Look at the entries below and reproduce them exactly.
### EXERCISE DATA ###
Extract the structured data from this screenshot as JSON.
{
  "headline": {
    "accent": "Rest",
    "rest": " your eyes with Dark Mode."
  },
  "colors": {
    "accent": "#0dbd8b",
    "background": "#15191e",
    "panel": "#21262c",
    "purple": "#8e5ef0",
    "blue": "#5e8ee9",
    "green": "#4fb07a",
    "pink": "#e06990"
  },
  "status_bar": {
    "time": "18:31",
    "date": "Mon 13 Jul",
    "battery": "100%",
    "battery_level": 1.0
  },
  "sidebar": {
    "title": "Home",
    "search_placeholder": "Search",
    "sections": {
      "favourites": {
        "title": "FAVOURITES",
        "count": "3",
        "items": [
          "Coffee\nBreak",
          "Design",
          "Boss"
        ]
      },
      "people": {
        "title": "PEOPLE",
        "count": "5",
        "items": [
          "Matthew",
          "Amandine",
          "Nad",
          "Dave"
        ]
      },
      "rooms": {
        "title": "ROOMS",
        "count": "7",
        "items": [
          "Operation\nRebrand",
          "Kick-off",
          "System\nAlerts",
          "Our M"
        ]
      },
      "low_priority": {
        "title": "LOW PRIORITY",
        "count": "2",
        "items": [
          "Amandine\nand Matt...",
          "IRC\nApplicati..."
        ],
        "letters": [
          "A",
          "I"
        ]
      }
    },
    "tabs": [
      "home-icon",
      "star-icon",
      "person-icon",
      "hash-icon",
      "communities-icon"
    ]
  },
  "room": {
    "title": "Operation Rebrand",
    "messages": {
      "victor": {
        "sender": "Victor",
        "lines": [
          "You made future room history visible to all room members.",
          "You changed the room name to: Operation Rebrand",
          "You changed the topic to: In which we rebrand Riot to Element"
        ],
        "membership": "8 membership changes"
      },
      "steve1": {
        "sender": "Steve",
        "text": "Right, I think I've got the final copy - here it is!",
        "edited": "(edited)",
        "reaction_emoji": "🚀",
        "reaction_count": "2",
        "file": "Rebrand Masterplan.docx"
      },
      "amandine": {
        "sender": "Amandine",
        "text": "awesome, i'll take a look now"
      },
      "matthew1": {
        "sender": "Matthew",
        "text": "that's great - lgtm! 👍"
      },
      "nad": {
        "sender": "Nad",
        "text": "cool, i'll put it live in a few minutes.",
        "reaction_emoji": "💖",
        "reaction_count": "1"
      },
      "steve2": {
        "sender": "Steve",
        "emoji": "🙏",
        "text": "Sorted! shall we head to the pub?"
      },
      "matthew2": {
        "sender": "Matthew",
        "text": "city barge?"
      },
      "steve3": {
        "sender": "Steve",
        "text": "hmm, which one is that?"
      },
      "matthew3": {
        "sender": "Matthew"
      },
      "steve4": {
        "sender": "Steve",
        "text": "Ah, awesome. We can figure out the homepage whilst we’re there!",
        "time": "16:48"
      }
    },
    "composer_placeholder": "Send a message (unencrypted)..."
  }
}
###
§ ANSWER BOX
Extract the structured data from this screenshot as JSON.
{
  "headline": {
    "accent": "Rest",
    "rest": " your eyes with Dark Mode."
  },
  "colors": {
    "accent": "#0dbd8b",
    "background": "#15191e",
    "panel": "#21262c",
    "purple": "#8e5ef0",
    "blue": "#5e8ee9",
    "green": "#4fb07a",
    "pink": "#e06990"
  },
  "status_bar": {
    "time": "18:31",
    "date": "Mon 13 Jul",
    "battery": "100%",
    "battery_level": 1.0
  },
  "sidebar": {
    "title": "Home",
    "search_placeholder": "Search",
    "sections": {
      "favourites": {
        "title": "FAVOURITES",
        "count": "3",
        "items": [
          "Coffee\nBreak",
          "Design",
          "Boss"
        ]
      },
      "people": {
        "title": "PEOPLE",
        "count": "5",
        "items": [
          "Matthew",
          "Amandine",
          "Nad",
          "Dave"
        ]
      },
      "rooms": {
        "title": "ROOMS",
        "count": "7",
        "items": [
          "Operation\nRebrand",
          "Kick-off",
          "System\nAlerts",
          "Our M"
        ]
      },
      "low_priority": {
        "title": "LOW PRIORITY",
        "count": "2",
        "items": [
          "Amandine\nand Matt...",
          "IRC\nApplicati..."
        ],
        "letters": [
          "A",
          "I"
        ]
      }
    },
    "tabs": [
      "home-icon",
      "star-icon",
      "person-icon",
      "hash-icon",
      "communities-icon"
    ]
  },
  "room": {
    "title": "Operation Rebrand",
    "messages": {
      "victor": {
        "sender": "Victor",
        "lines": [
          "You made future room history visible to all room members.",
          "You changed the room name to: Operation Rebrand",
          "You changed the topic to: In which we rebrand Riot to Element"
        ],
        "membership": "8 membership changes"
      },
      "steve1": {
        "sender": "Steve",
        "text": "Right, I think I've got the final copy - here it is!",
        "edited": "(edited)",
        "reaction_emoji": "🚀",
        "reaction_count": "2",
        "file": "Rebrand Masterplan.docx"
      },
      "amandine": {
        "sender": "Amandine",
        "text": "awesome, i'll take a look now"
      },
      "matthew1": {
        "sender": "Matthew",
        "text": "that's great - lgtm! 👍"
      },
      "nad": {
        "sender": "Nad",
        "text": "cool, i'll put it live in a few minutes.",
        "reaction_emoji": "💖",
        "reaction_count": "1"
      },
      "steve2": {
        "sender": "Steve",
        "emoji": "🙏",
        "text": "Sorted! shall we head to the pub?"
      },
      "matthew2": {
        "sender": "Matthew",
        "text": "city barge?"
      },
      "steve3": {
        "sender": "Steve",
        "text": "hmm, which one is that?"
      },
      "matthew3": {
        "sender": "Matthew"
      },
      "steve4": {
        "sender": "Steve",
        "text": "Ah, awesome. We can figure out the homepage whilst we’re there!",
        "time": "16:48"
      }
    },
    "composer_placeholder": "Send a message (unencrypted)..."
  }
}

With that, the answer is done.